Many people are hitting the road to take in one last long weekend before the summer travel season comes to a close. If you’re not careful, this could also be a dangerous few days. According to the National Highway Traffic Safety Administration, Labor Day weekend is one of the deadliest times of the year in terms of drunk-driving crashes. Back in 2016, 43 percent “of nationwide crash fatalities involved drivers who had been drinking” during the holiday.
Captain Jason Husby with the South Dakota Highway Patrol says they describe Labor Day, the Fourth of July, and Memorial Day as “the big three.” There was a reason you may have noticed an increased South Dakota Highway Patrol presence Friday.
“Today was the main day for all uniformed troopers to be on the road,” Husby said. “That was a directive we put out with the agency, that hey, our staff that’s normally maybe in training division or like myself mostly in the office a lot of the times, we put it out today because we’re really trying to set the tone for the weekend, and really be visible out there, and just grab the motorists’ attention.”
If you’re hitting the road on such a high-volume travel weekend, there are a few things to keep in mind. For one, don’t forget that seatbelt.
“We also need you to drive alert, be aware that there’s going to be more traffic on the road today,” Husby said. “We’re used to driving around in moderate traffic in Sioux Falls or maybe heavy traffic, but even those rural areas in South Dakota are going to see a lot heavier traffic today. So pay attention. Drive courteous. Put your phone down.”

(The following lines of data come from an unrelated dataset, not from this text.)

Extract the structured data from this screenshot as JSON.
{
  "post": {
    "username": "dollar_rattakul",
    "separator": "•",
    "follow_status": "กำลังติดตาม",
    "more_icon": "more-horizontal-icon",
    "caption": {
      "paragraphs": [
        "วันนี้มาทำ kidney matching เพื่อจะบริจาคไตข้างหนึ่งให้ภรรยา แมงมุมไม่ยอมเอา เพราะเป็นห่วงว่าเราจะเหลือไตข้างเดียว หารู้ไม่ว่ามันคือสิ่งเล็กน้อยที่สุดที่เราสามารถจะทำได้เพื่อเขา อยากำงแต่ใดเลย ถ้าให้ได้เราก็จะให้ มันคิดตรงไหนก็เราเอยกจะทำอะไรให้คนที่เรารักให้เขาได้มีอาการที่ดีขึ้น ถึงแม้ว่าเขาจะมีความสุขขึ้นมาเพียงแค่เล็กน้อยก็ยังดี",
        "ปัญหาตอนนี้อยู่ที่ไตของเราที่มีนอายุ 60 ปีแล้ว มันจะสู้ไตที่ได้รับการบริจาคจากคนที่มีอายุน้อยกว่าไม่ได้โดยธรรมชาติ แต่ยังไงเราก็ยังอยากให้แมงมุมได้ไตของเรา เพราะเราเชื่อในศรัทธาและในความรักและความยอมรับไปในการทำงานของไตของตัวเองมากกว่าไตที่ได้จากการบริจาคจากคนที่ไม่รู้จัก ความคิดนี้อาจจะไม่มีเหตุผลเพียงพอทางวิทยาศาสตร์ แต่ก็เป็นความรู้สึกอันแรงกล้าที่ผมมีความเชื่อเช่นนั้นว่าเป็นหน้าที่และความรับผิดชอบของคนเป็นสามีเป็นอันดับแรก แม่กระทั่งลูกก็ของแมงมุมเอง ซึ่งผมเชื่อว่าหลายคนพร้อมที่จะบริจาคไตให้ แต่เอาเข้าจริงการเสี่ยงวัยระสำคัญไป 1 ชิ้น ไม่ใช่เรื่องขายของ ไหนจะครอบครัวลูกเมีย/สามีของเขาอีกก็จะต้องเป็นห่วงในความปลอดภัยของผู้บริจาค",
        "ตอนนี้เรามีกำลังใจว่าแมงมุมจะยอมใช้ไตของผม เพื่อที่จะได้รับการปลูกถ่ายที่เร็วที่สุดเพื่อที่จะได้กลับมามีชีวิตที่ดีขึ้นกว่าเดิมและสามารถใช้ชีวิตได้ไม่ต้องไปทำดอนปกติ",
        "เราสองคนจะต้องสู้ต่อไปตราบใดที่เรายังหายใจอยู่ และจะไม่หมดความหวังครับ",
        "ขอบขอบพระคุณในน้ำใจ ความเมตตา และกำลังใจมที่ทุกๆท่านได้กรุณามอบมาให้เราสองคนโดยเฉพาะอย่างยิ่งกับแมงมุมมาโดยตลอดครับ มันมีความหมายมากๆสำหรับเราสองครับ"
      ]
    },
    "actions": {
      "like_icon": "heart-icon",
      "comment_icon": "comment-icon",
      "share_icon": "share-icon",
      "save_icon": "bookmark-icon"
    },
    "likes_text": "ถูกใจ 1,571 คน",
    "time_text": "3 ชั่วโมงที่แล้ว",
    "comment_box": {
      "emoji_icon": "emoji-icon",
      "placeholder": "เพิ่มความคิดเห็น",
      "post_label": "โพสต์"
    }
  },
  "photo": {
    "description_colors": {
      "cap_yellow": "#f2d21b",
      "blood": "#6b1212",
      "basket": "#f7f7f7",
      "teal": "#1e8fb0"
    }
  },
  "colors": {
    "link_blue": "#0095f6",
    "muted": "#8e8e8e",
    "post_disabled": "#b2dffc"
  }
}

On Interstate 90 Friday, KELOLAND News caught up with a traveler on his way to the South Dakota State Fair in Huron.
“My wife and I, Meg, we’re both graduates, South Dakota State University, and we have a lot of friends that go to the fair, we’re in agriculture, and then our middle son is involved in showing cattle,” Brad Freking of Jackson, Minnesota said.
Friday the South Dakota Highway Patrol wasn’t just on the road, but also in the air.
“Today we did have the plane out working in the Pierre and the Huron area, and what the pilots are doing is they’re trying to support the troopers on the ground,” Husby said. “[They] may be watching a no-passing zone, or a bad intersection where we’ve had crashes, or they’re able to monitor speeds from the air with a stopwatch.”
Husby says “increased staffing” is planned for the whole weekend. South Dakota Department of Public Safety spokesman Tony Mangan tells KELOLAND News that the Highway Patrol’s plane will be in the air Saturday, too.